Gene Wilder is an icon, one of the true living legends of comedy. His total dominance of comedy films in the 1970s is unbelievable: Willy Wonka, Blazing Saddles, Young Frankenstein, Silver Streak, Sherlock Holmes' Smarter Brother, The Frisco Kid. I defy you to name me someone with more classics under his belt than this man. One of his least seen and talked about films is 1977's The World's Greatest Lover, which he also wrote and directed. There's a reason for this that's plainly obvious once you see the film. It's just not very good.
There's some very funny stuff in it, and it starts out with a bang. In fact, I would say the first thirty minutes are damn good. It just gets sidetracked so quickly and so drastically, it literally stops being funny for virtually the last thirty minutes. Wilder's first directorial effort, The Adventure of Sherlock Holmes' Smarter Brother, benefitted from the presence of three other genius comedians, Madeline Kahn, Dom DeLuise & Marty Feldman. Here, he has DeLuise in only three or four scenes, and Carol Kane, and while Carol Kane is great, she's no Madeline Kahn, and Wilder without a foil like Marty Feldman just isn't as good. I guess the point I'm getting at is that Gene Wilder is infinitely better when he's surrounded by outstanding talent.
Wilder plays Rudy Valentine, a baker from late 1920s Milwaukee who is taking his wife Annie (Kane) to California for an open audition at Rainbow Studios to find the next big silent film star. His wife Annie is obsessed with the big star of the day, Rudolph Valentino, and unbeknownst to Rudy, she's going to leave him when they get to Hollywood to go find Valentino.
The wild, manic, unhinged Wilder that you may love from the last half of Young Frankenstein is on full display in the first half hour. His performance is deliriously over-the-top, and it works so well that I never wanted it to end.

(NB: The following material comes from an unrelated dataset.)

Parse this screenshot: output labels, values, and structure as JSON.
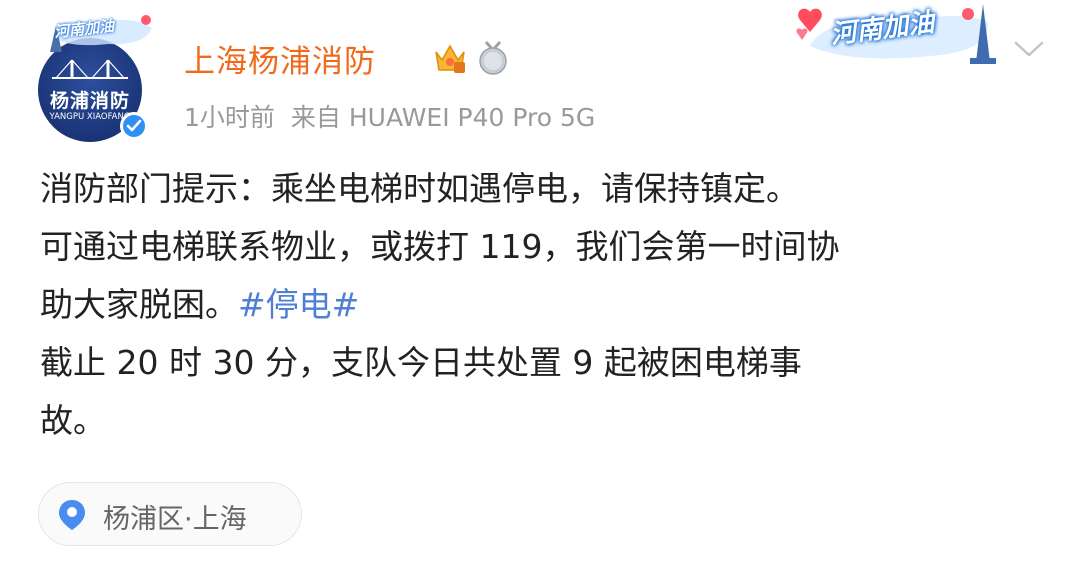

Once Annie leaves him, however, he becomes sad and withdrawn, and the film just doesn't regain its footing. It's funny to me as the role of Annie starts out as a fairly nominal character, but he clearly put a lot of love and attention into writing her arc, much more so than he did with Madeline Kahn's character in AOSHSB, yet he couldn't land her for the role for one reason or another. I'm not saying Madeline Kahn would have saved the film, I just find it curious that the role is so much better than many of the ones he'd written for her that it's a shame he couldn't get her for the film.

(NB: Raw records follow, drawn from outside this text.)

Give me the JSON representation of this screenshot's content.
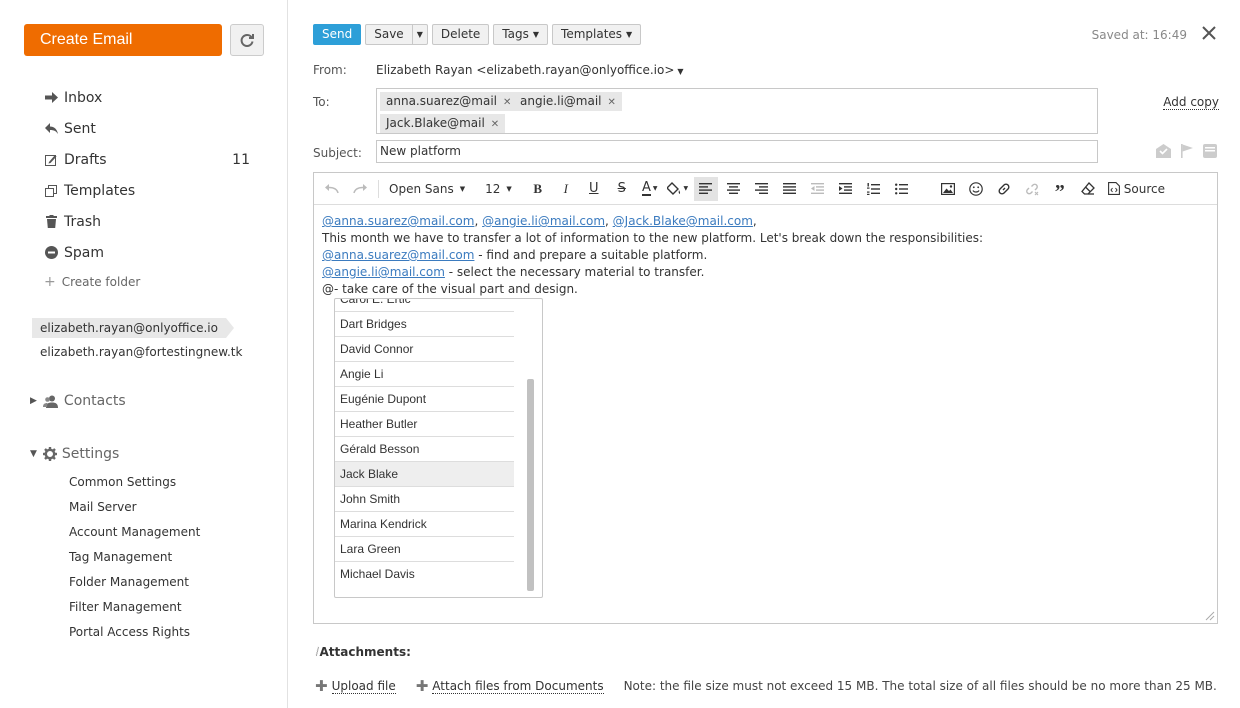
{
  "sidebar": {
    "create_email": "Create Email",
    "folders": [
      {
        "label": "Inbox",
        "count": ""
      },
      {
        "label": "Sent",
        "count": ""
      },
      {
        "label": "Drafts",
        "count": "11"
      },
      {
        "label": "Templates",
        "count": ""
      },
      {
        "label": "Trash",
        "count": ""
      },
      {
        "label": "Spam",
        "count": ""
      }
    ],
    "create_folder": "Create folder",
    "accounts": [
      "elizabeth.rayan@onlyoffice.io",
      "elizabeth.rayan@fortestingnew.tk"
    ],
    "contacts": "Contacts",
    "settings": "Settings",
    "settings_items": [
      "Common Settings",
      "Mail Server",
      "Account Management",
      "Tag Management",
      "Folder Management",
      "Filter Management",
      "Portal Access Rights"
    ]
  },
  "toolbar": {
    "send": "Send",
    "save": "Save",
    "delete": "Delete",
    "tags": "Tags",
    "templates": "Templates",
    "saved": "Saved at: 16:49"
  },
  "compose": {
    "from_label": "From:",
    "from_value": "Elizabeth Rayan <elizabeth.rayan@onlyoffice.io>",
    "to_label": "To:",
    "to_chips": [
      "anna.suarez@mail",
      "angie.li@mail",
      "Jack.Blake@mail"
    ],
    "add_copy": "Add copy",
    "subject_label": "Subject:",
    "subject_value": "New platform"
  },
  "editor": {
    "font": "Open Sans",
    "size": "12",
    "source": "Source",
    "line1_links": [
      "@anna.suarez@mail.com",
      "@angie.li@mail.com",
      "@Jack.Blake@mail.com"
    ],
    "line1_sep": ", ",
    "line1_end": ",",
    "line2": "This month we have to transfer a lot of information to the new platform. Let's break down the responsibilities:",
    "line3_link": "@anna.suarez@mail.com",
    "line3_text": " - find and prepare a suitable platform.",
    "line4_link": "@angie.li@mail.com",
    "line4_text": " - select the necessary material to transfer.",
    "line5": "@- take care of the visual part and design."
  },
  "mention_list": {
    "partial": "Carol E. Ertic",
    "items": [
      "Dart Bridges",
      "David Connor",
      "Angie Li",
      "Eugénie Dupont",
      "Heather Butler",
      "Gérald Besson",
      "Jack Blake",
      "John Smith",
      "Marina Kendrick",
      "Lara Green",
      "Michael Davis"
    ],
    "highlighted": "Jack Blake"
  },
  "attachments": {
    "title": "Attachments:",
    "upload": "Upload file",
    "attach_docs": "Attach files from Documents",
    "note": "Note: the file size must not exceed 15 MB. The total size of all files should be no more than 25 MB."
  }
}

Dom DeLuise is hysterical as the head of Rainbow Studios, and reminds you just how good he could be when he was on his game. Granted he doesn't really have many great scenes here, like the "Why don't we all drink some very sexy wine" scene in AOSHSB, but he's still a remarkable comedic force and a joy to watch.
Wilder has a very clear love of the silent film era, and this is his love letter to that time period, I just wish the tonal shifts weren't so obvious. The film is a knockdown farce for the first half hour, with his mishap at the bakery in the beginning, to the flooding of his hotel suite, but then the film becomes pure melodrama, drowning in, not necessarily self-indulgence, but it's a definite shift away from the slapstick of the first third of the film. It's a shame that Wilder didn't trust himself enough in one direction or the other. Either he didn't trust himself enough to make a straight melodrama, or he couldn't avoid the tropes of that genre and ended up getting bogged down in them.
Either way, the film is uneven and never better than it is in the first thirty minutes, so I would say it's only essential viewing for Wilder completists. He made much better films and I would seek those out first, but if you're a fan like I am, you're going to watch this one way or another. Just don't get your hopes up that the entire film is going to be as funny as the first half hour. It drops off fast and never looks back (except for DeLuise's double take near the end which was hilarious). If nothing else, just bask in the company of one of the great screen comedians that's ever lived. There are a lot worse ways to spend ninety minutes.